Based on a comic book (let’s face it, what isn’t based on a comic book these days), The Walking Dead’s tale of survivors in a post-zombified America aired to record numbers despite being the shortest season for a TV show since Joss Whedon last announced a project. However, the success of The Walking Dead guaranteed a second season, scheduled to air October 2011, which is an eternity for those of us ravenous for more than the taster offered by a paltry six episodes.


The Darth Vader Award for Making a Memorable Entrance

Chloe Moretz

Forget the Chinese Tiger, 2010 was The Year of the Chloe Moretz. The young actress has been around for a little while, but this was the year when Moretz truly entered the radars of movie-goers everywhere. With engaging turns in no less than three acclaimed movies in 2010 (Diary of a Wimpy Kid, Kick-Ass and Let Me In) I was almost considering her for The Award for Attempting to Appear in Every Movie Made.

However, it’s for Moretz’s first appearance in costume as Hit Girl in Kick-Ass that Chloe wins her Celluloid Zombie Award. Let’s face it, a 10-year-old girl with purple hair acrobatically carving up a roomful of drug-dealers makes for a memorable enough scene. But give her the line, “Okay, you c**ts, let’s see what you can do now”, and you have a jaw-dropping moment of gleefully irresponsible cinema fun.

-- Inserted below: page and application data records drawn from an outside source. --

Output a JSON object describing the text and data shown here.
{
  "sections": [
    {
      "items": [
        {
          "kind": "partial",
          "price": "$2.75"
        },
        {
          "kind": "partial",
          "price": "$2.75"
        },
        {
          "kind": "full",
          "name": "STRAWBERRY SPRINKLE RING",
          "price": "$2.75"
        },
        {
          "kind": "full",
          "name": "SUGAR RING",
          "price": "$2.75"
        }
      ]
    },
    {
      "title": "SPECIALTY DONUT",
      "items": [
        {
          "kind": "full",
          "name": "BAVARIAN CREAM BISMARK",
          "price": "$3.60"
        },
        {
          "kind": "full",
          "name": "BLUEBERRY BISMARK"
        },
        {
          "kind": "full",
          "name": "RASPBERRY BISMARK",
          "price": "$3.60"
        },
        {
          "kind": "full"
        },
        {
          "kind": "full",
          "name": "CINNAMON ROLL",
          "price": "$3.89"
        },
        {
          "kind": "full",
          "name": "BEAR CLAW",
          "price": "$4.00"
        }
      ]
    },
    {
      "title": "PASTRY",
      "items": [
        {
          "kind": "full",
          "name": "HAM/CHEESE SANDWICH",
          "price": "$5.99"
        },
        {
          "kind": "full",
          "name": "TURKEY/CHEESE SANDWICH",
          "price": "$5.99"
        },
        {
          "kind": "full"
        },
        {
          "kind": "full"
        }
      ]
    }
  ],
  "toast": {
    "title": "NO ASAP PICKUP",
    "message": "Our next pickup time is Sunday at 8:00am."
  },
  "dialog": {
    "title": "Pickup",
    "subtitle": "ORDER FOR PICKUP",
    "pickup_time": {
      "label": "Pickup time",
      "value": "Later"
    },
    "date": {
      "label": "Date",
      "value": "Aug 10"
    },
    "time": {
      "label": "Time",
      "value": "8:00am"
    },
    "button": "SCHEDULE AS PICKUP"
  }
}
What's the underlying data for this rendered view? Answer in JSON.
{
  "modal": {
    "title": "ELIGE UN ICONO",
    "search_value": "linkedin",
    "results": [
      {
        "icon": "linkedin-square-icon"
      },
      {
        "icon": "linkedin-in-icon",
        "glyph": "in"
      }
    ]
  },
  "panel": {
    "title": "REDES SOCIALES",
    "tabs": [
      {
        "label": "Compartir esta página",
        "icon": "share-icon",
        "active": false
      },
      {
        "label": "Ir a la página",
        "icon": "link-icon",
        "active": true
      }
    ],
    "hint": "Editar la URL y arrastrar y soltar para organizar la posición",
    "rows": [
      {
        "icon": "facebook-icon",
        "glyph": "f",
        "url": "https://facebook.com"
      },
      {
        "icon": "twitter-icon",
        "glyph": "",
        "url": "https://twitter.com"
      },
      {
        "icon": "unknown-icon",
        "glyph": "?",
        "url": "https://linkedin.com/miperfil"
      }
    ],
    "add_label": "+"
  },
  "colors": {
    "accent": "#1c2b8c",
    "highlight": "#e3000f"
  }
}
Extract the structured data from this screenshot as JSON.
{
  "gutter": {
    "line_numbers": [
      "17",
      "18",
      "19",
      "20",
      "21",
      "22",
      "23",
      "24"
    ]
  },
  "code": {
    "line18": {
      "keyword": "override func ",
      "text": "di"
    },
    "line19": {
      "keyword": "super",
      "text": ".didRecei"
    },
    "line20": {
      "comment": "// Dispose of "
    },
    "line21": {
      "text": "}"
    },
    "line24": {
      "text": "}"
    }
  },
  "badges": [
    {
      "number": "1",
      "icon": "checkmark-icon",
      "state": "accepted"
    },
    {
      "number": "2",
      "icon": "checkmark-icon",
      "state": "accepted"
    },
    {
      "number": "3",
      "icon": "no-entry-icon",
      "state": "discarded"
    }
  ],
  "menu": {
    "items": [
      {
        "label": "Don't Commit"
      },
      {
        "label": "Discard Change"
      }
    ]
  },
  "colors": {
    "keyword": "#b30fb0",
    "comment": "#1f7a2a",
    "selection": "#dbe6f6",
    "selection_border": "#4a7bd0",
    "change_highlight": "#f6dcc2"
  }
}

The Dante Alighieri Award for Burning in Development Hell

The Hobbit

Peter Jackson’s prequel to Lord of the Rings started 2010 with Jackson as Producer and Guillermo Del Toro as Director. Ian McKellen (Gandalf) had indicated that shooting would start in July, which was put on hold when MGM’s financial troubles hit the project. Del Toro then quit and rumours began circulating about who would replace him. Jackson began casting in July but this hit a snag when several actors unions urged clients to boycott the film due to contract issues. The movie was officially green-lit in October, the union troubles were resolved but ill-feeling from negotiations with the New Zealand Government left The Hobbit looking to relocate. This was solved, leaving the project back where it started, except with Jackson now down to direct. Casting has continued through the rest of the year and it’s starting to look like The Hobbit might have survived its year in Hell. There and back again, indeed.


Honourary Award for Being My Son’s Favourite Movie of 2010

Scott Pilgrim vs The World

Edgar Wright’s third feature under-performed at the box office, but was still one of the most energetic and imaginative movies of the year. It’s here, however, because it’s at the top of my son’s list. And in the slim hope that he’ll let me off for putting it 6th in my own list.